To begin, the epidemic of dengue has become an increasing global public health concern in developing countries in the regions of Central America, Africa, and Southeast Asia. However, Costa Rica presents the largest amount of cases, which enhances the probability of a person contracting the hemorrhage form of the disease that may lead to death if not properly treated (Lopez, 2014). As a result, the Ministry of Health declared a public health alert and is allocating resources to areas that are most directly impacted by dengue along with informing citizens. This encompasses enacting procedures that prioritize the treatment of patients exhibiting the symptoms of dengue and creating special quarters in order to treat patients which must be communicated to those impacted. On a national level, in order to disseminate preventative methods for dengue, the Ministry of Health has paired with the accredited Costa Rican Red Cross and asserted, “it is coordinating actions for prevention, elimination of breeding site and fumigation campaigns with leaders from emergency organizations, municipalities, health sectors, police, and the private sector” (“DREF” 2013).
The Costa Rican Red Cross initiated a preventative campaign in order to terminate breeding grounds of dengue by reaching out to the public in order to inform them of more sanitary practices for preventing dengue.

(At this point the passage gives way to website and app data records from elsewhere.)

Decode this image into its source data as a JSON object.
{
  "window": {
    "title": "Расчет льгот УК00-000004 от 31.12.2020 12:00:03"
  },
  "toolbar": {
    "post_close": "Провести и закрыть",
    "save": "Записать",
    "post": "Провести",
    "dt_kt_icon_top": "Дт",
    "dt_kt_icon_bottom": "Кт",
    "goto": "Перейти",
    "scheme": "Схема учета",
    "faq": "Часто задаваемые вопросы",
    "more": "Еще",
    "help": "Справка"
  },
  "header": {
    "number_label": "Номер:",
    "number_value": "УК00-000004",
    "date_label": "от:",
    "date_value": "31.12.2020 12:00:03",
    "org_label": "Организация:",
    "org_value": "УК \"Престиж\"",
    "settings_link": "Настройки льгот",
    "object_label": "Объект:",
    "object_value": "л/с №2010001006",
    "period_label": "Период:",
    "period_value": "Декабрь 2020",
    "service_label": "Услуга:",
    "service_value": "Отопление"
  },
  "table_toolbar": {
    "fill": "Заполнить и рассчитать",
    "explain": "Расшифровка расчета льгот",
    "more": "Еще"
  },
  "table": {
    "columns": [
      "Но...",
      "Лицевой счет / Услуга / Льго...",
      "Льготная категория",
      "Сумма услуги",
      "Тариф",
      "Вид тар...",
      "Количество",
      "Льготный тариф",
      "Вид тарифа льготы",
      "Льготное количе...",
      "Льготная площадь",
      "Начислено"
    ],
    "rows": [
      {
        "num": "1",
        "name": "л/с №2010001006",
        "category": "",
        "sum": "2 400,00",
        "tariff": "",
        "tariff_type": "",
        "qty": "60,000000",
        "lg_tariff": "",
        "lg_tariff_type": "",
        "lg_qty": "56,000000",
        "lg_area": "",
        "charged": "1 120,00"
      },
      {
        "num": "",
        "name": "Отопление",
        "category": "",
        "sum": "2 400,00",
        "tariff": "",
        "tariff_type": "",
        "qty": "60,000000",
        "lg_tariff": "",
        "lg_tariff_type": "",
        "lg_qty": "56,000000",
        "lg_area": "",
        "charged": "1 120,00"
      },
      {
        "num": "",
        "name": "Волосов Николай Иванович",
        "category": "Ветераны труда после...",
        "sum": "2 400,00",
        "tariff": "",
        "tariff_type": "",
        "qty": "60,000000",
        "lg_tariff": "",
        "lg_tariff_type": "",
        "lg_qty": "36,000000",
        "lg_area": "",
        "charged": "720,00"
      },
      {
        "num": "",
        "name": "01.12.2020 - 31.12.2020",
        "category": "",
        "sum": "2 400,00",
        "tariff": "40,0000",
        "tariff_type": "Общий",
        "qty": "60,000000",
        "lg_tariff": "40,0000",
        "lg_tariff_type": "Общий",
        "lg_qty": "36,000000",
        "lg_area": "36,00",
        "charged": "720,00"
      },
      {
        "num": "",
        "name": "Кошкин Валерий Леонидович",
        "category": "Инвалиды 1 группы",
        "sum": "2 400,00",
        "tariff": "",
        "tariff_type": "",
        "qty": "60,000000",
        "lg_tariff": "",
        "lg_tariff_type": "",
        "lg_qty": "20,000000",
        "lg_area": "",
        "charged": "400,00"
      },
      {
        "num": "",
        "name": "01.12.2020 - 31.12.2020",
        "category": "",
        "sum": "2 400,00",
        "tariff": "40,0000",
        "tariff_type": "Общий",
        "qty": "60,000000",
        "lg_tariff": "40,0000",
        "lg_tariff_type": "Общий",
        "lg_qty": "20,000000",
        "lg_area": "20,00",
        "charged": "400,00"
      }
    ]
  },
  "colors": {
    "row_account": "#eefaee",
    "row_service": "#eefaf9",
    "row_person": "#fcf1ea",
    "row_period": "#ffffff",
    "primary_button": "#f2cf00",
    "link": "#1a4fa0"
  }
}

The Red Cross possesses bases in cities such as Parrita, Garabito, Orotina, and Aguirre that coordinated with national relief services to drive dengue communication campaigns with the slogan, ‘Together We Can Save Lives’ (DREF 2013). In order to develop proper plans, the University of Costa Rica researched how to engage the community in creating plans to fight dengue. Researcher Mugur Geana claimed: “The approach was how can we engage local opinion leaders and members of these communities to work towards a common goal” (Krings, 2015). As a result, more than a hundred volunteers participated in communicating methods of eliminating potential breeding grounds for dengue fever. The primary purpose of this campaign was not only to inform the citizens of Costa Rica, but to incite change in the community towards promoting a more sanitary environment. The pamphlets distributed contained information regarding precautions to take such as properly disposing of wastes as well as the dangers of dengue fever spreading (death rates, etc.). Over six-thousand families were informed of dengue fever and proper preventative methods through information pamphlets given out which thereby, on a local level, enabled the campaign to aid families in the community.
In addition, the campaign for preventing dengue has positively impacted Costa Rica on the community level. The Costa Rican Red Cross organized home visits in the high-risk town of La Carpio to educate residents about dengue and eliminating breeding grounds due to the fact that there are two contaminated rivers that flow through the town (Mayers, 2013) One coordinator of the dengue campaign, Jose Obando, asserted that as a result of the campaign dissemination methods, “we have been able to sensitive 63,000 families via cleaning campaigns, fumigations, and home visits in areas that are difficult to access”(Mayers 2013).
Overall, the dengue informational pamphlets given out were effective in properly conveying the risks and defensive methods against potential grounds for the breeding of the virus since this public health campaign was supported at the national and community level. However, while numerous families may be taking preventative measures, there are those that will continue to contaminate the environment by not eliminating waste properly. This signifies that successful measures against the spread of dengue relies on active involvement of the community in which not all members may choose to comply. Cases of dengue have been shown to primarily impact poor communities that do not possess proper housing and adequate water supplies (Badia, 2013), so instead of simply informing the public of the dangers of dengue, the campaign would be more effective if more financial aid was allocated towards communities in need. This action would ensure that families will be able to live in sanitary conditions which therefore minimizes the risk of contracting dengue. Developing nations possess numerous economic and social barriers that avert proper environmental maintenance, but with increased coordination with national public health services to aid communities in poverty (providing clean water/proper housing) the Costa Rican Red Cross would be even more effective in minimizing cases of dengue annually.